Buddhism does not have a formal unity in terms of doctrine or historic revelation as Abrahamic Faiths do. As a result there is no a complete unity between Buddhists as to what the Buddhist Holy Book(s) are and some even say that there are no Buddhist Holy Books. There are the various views and opinions on the matter.
This question is a bit complicated because there are four main types of Buddhism, which are Mahayana, Theravada, Vajrayana, and Zen, and each of these has a variety of books which may be considered sacred to some extent. The oldest and most definitive such book, which is basic to Theravada Buddhism, is called the Pali Manuscript (after the ancient Pali language in which it was originally written).
Some books considered holy by Buddhists include the Triptaka which is composed of the Sutra Pitaka, Vinaya Pitaka, and the Abhidhamma Pitaka. The Lotus Sutra and the Gosho are less important and may only be holy in certain Buddhist sects like Nichiren. There are then commentaries by many great Buddhist teachers based on the teachings of the Buddha or inspired by him. Then a third category of scripture come from more esoteric sources like Bodhisattva's and Buddhas residing in different realms and the pure land.

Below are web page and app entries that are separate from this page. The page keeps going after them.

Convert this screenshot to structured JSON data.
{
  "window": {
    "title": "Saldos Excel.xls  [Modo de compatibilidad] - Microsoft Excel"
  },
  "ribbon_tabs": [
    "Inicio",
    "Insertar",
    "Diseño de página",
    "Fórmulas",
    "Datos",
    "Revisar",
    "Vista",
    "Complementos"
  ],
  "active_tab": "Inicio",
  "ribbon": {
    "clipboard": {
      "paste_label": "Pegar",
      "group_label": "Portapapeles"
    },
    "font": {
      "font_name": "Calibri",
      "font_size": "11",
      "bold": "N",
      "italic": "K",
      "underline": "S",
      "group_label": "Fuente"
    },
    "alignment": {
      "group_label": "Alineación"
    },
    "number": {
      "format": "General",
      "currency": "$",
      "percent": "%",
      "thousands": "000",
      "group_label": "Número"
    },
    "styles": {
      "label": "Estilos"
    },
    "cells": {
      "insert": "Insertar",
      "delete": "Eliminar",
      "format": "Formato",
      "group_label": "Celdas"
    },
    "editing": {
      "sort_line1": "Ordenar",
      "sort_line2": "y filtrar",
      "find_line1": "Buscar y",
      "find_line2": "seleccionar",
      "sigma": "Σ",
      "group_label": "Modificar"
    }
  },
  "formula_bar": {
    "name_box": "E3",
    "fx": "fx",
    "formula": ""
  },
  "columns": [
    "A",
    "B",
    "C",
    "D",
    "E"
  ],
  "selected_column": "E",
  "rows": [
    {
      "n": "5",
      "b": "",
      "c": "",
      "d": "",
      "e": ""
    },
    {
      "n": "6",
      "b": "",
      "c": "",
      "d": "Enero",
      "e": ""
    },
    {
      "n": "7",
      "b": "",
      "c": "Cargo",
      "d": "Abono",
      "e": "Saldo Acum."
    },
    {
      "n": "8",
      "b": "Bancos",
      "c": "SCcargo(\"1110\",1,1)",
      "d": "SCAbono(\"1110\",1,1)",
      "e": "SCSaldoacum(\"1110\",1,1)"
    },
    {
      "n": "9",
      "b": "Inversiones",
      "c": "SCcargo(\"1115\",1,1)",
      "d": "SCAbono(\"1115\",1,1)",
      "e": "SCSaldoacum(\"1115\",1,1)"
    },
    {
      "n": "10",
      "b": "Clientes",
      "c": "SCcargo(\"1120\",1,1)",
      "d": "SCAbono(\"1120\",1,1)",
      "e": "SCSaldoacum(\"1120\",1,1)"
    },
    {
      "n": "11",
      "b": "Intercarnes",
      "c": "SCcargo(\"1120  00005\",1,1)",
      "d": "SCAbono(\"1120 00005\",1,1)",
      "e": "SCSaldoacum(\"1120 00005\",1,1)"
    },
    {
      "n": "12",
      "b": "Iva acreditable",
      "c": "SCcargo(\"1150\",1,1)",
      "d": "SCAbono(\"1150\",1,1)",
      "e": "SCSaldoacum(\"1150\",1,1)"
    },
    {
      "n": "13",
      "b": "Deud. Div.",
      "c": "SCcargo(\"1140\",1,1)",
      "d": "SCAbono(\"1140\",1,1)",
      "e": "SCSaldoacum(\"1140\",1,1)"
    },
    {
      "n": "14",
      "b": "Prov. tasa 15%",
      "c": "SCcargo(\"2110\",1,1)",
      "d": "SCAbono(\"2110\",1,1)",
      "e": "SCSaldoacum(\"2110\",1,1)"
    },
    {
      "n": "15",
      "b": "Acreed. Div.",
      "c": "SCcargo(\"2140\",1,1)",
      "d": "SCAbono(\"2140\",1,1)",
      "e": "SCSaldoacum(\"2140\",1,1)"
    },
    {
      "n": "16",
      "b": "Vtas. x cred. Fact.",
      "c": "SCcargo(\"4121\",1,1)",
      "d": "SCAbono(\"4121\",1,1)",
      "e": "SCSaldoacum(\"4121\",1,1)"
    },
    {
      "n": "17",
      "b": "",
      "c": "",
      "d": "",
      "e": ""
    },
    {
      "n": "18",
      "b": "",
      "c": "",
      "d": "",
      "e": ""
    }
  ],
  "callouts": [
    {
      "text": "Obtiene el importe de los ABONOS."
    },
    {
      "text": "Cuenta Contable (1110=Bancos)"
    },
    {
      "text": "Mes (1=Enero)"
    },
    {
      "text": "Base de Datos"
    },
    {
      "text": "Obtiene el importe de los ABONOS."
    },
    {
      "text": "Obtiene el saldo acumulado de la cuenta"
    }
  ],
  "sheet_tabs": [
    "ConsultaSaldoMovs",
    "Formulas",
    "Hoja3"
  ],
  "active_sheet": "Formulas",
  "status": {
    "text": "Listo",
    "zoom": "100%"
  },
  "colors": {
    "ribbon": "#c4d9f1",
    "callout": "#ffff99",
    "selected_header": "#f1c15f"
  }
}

There are views holding that there are no holy books in Buddhism, either because Buddhism does not assert Divine Revelation, so all of the books are known to be man-made, or because Buddhism does not have a strong theology and can accept the holy books of other religions.